┌─ SOURCE RECORDS

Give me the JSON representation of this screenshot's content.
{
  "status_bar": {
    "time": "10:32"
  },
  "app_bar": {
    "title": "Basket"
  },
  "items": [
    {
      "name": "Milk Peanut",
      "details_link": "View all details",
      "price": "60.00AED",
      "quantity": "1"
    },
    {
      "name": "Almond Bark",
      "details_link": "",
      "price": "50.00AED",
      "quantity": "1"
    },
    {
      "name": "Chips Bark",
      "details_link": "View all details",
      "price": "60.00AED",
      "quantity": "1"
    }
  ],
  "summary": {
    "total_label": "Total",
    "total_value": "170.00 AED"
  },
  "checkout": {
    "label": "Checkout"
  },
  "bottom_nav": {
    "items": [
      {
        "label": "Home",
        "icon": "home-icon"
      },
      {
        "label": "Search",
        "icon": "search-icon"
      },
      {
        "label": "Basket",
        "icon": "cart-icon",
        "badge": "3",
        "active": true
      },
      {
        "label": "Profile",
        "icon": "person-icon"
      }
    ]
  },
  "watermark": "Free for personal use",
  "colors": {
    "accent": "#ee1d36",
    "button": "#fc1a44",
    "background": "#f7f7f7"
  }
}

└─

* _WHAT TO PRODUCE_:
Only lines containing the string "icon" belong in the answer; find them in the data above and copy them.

* _ANSWER SPACE_:
        "icon": "home-icon"
        "icon": "search-icon"
        "icon": "cart-icon",
        "icon": "person-icon"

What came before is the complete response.